▶ **WHAT IS NEEDED**: Working through the entries below, find how many lines include "badge", then write only that number.

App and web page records
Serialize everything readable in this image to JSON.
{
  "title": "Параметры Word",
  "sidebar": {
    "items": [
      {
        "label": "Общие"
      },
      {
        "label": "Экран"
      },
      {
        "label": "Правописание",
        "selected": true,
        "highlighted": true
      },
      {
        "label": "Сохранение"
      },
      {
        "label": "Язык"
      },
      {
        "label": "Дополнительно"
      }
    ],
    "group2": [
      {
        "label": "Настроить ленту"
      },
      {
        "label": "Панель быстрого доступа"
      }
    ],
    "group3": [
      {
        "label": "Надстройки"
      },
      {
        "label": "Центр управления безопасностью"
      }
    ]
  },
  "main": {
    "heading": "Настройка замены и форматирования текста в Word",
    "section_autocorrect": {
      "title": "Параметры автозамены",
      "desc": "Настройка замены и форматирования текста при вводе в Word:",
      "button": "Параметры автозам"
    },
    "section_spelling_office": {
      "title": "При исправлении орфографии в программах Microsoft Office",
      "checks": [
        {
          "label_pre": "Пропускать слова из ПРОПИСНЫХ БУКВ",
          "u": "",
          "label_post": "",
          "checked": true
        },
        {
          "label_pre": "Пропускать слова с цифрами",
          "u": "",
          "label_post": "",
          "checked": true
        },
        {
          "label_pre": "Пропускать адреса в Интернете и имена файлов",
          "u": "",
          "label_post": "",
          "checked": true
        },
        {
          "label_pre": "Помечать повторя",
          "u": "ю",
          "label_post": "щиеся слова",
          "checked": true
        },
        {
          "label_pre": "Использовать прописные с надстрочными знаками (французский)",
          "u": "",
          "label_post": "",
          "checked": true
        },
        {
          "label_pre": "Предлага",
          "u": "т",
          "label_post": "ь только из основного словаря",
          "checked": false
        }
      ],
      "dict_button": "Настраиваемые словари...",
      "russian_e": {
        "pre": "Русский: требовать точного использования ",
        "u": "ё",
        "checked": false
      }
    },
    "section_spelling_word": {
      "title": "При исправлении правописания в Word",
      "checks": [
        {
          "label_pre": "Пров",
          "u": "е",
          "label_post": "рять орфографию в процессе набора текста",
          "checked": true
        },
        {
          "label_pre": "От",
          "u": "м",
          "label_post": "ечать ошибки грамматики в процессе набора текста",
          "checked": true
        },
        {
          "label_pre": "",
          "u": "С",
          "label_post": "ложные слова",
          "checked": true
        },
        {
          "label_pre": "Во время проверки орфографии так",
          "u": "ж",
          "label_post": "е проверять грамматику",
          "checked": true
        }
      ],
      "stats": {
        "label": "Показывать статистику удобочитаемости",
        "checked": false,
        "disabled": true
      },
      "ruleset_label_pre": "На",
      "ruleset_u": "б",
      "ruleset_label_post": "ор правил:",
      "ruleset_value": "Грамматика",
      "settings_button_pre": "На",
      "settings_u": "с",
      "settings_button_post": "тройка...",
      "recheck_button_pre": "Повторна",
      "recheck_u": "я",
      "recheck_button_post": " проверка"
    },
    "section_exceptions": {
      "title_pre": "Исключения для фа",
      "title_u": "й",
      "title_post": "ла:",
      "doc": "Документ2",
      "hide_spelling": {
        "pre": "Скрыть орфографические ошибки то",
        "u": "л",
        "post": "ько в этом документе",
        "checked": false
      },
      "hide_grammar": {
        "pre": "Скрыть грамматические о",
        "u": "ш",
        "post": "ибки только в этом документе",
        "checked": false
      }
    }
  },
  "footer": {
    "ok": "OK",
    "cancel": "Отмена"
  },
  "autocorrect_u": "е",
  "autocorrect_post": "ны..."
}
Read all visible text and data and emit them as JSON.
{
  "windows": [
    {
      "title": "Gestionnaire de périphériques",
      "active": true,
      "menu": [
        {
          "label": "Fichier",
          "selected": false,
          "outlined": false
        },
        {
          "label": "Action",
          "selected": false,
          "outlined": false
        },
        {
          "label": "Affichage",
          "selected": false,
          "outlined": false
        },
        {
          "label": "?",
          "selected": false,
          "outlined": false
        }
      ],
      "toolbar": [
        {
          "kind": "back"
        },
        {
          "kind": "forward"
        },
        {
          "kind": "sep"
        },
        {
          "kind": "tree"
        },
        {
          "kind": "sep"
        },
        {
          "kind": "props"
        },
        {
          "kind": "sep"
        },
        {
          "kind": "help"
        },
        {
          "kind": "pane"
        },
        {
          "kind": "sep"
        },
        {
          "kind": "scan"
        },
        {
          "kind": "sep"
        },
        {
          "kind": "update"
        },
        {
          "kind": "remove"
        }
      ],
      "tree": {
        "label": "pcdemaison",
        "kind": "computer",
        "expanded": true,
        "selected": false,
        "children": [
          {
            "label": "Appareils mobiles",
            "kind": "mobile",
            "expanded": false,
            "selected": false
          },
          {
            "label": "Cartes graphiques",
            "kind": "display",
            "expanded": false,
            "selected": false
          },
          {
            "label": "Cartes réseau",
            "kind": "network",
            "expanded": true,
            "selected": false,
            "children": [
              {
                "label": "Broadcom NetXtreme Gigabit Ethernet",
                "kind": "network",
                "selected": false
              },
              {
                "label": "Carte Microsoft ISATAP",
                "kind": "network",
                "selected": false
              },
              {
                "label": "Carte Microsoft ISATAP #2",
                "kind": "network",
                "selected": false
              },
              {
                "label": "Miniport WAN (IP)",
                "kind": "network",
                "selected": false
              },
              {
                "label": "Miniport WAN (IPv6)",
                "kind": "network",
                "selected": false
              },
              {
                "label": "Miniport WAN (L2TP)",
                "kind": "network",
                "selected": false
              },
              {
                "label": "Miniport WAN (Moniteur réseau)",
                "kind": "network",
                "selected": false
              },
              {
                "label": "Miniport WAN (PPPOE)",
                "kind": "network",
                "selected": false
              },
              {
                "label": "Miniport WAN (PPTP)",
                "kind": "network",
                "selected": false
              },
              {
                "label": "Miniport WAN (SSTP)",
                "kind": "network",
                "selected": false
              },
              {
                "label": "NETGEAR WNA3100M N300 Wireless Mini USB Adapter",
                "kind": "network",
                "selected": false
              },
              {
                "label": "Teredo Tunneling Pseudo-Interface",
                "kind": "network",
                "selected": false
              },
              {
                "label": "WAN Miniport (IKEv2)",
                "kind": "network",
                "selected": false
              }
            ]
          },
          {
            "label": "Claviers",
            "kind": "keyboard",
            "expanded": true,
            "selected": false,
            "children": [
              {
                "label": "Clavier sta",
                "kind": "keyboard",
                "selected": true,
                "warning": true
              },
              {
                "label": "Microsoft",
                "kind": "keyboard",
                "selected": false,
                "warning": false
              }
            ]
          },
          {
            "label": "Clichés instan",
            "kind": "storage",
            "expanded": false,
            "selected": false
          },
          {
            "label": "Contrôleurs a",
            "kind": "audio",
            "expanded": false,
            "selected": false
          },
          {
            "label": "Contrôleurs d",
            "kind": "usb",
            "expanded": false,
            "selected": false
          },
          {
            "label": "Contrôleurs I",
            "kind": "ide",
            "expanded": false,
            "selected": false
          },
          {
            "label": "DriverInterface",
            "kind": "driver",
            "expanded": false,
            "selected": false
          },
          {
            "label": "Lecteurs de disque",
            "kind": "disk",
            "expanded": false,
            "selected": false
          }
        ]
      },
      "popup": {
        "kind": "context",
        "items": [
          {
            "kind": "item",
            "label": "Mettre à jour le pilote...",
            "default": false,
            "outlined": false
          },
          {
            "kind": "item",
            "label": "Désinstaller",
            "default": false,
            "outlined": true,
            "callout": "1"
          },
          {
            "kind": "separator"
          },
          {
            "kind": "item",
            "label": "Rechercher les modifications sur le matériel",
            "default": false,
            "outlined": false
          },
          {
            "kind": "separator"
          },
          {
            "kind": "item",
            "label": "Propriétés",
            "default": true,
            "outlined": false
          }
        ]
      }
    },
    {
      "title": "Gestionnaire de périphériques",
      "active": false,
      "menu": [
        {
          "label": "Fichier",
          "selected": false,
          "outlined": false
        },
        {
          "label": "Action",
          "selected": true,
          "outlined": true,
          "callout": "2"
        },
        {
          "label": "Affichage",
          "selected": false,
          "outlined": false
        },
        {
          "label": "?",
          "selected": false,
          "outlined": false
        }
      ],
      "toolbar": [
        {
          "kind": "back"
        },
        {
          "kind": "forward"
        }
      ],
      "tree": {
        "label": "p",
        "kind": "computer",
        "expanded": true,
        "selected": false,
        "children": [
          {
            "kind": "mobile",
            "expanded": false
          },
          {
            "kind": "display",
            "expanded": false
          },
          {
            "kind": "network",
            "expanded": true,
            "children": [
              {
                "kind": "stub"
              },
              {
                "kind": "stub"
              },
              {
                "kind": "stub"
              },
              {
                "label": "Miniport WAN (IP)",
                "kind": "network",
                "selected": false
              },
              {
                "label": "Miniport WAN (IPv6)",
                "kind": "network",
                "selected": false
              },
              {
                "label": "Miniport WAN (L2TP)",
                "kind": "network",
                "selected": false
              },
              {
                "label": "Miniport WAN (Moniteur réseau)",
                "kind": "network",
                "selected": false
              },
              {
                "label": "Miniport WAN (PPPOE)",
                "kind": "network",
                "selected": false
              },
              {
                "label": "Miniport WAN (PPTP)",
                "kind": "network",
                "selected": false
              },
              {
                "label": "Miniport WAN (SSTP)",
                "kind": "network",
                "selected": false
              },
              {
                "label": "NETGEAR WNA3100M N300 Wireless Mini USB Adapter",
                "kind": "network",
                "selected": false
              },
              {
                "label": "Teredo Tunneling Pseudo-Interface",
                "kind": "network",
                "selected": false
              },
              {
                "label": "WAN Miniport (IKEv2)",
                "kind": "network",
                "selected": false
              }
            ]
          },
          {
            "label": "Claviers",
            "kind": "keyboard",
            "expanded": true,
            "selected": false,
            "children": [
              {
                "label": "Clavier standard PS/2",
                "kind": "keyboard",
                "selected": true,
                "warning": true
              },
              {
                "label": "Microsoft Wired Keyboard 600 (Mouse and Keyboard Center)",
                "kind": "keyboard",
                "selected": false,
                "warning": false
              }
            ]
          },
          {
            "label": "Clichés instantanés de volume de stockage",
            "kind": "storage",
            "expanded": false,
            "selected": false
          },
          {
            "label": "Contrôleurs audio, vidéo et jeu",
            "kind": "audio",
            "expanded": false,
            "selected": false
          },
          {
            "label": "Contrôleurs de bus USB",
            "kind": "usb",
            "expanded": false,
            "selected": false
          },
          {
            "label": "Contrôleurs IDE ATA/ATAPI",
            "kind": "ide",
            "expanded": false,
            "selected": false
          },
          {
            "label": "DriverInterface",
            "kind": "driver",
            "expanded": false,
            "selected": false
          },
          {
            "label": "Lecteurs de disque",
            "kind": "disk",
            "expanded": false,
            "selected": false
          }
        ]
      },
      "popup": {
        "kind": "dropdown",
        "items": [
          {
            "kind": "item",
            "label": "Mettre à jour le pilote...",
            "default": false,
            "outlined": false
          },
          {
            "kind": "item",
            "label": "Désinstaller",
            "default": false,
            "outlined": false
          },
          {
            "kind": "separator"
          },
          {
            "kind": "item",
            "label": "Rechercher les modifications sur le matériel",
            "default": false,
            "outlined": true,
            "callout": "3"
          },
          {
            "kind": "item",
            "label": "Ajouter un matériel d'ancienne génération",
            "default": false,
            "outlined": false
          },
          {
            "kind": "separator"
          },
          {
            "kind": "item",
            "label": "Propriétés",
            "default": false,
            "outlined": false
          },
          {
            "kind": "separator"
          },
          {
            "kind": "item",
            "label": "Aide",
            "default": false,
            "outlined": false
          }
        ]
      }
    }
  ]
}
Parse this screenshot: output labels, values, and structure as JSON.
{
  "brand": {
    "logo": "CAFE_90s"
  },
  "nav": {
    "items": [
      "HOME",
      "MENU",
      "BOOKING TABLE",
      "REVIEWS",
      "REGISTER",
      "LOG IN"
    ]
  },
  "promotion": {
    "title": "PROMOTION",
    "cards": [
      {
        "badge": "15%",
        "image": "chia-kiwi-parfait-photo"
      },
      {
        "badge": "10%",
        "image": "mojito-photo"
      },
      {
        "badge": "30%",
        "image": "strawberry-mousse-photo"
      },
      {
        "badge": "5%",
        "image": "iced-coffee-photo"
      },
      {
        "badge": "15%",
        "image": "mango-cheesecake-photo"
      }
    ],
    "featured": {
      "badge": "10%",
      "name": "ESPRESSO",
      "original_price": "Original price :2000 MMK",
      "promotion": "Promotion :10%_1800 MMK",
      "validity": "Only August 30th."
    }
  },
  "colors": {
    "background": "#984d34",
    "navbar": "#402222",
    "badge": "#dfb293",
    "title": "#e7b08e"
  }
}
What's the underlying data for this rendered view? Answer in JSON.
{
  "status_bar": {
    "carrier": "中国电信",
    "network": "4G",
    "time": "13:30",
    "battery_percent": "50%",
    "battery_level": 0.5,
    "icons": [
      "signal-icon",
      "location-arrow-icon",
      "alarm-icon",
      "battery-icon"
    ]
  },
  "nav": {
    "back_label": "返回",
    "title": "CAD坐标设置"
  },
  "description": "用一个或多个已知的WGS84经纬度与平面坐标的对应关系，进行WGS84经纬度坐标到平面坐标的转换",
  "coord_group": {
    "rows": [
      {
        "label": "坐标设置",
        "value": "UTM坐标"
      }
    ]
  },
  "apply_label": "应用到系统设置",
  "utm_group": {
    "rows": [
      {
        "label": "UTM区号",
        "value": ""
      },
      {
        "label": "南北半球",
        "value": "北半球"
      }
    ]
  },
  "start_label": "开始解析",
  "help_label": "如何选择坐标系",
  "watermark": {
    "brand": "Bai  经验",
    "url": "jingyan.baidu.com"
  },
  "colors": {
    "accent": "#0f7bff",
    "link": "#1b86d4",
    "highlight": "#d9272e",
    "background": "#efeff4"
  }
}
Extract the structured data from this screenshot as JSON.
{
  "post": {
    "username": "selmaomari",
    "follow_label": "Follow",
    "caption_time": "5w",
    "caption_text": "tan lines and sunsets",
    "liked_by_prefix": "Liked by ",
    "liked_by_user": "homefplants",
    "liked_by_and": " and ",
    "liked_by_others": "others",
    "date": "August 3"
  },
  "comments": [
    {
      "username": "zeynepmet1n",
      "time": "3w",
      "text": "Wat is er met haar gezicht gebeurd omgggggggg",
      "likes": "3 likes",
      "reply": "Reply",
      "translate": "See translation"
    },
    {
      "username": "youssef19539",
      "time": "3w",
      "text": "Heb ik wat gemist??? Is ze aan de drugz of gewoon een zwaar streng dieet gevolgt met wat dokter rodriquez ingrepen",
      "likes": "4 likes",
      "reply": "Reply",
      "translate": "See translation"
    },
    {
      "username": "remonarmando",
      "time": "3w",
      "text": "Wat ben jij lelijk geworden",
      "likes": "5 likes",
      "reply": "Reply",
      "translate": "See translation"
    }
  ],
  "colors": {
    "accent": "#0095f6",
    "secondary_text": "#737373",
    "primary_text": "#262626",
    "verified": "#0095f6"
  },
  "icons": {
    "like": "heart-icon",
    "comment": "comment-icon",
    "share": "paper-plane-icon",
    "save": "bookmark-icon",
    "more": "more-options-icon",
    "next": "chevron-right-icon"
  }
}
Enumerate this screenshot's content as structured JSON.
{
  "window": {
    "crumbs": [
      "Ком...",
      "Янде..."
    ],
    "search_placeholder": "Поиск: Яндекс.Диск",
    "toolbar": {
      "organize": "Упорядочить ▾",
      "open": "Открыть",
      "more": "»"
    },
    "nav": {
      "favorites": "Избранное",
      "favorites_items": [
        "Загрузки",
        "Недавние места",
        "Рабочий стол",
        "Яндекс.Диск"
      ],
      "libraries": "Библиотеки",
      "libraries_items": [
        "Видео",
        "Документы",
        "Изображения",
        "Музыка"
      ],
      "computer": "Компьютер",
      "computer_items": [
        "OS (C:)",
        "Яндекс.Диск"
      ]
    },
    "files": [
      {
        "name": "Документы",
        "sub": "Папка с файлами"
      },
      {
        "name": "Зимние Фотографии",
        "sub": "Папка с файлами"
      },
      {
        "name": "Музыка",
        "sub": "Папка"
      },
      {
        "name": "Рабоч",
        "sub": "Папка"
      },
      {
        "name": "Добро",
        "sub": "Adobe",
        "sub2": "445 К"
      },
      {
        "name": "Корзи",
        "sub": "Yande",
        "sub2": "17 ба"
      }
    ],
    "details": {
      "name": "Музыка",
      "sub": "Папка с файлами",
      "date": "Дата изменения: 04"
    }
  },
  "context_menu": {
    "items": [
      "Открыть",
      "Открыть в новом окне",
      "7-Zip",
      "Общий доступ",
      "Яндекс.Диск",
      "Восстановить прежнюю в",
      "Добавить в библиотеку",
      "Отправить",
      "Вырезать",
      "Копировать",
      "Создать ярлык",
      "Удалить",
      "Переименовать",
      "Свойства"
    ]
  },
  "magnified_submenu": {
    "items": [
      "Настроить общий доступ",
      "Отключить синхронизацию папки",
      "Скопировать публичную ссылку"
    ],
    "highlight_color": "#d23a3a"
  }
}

▶ **TASK ANSWER**: 7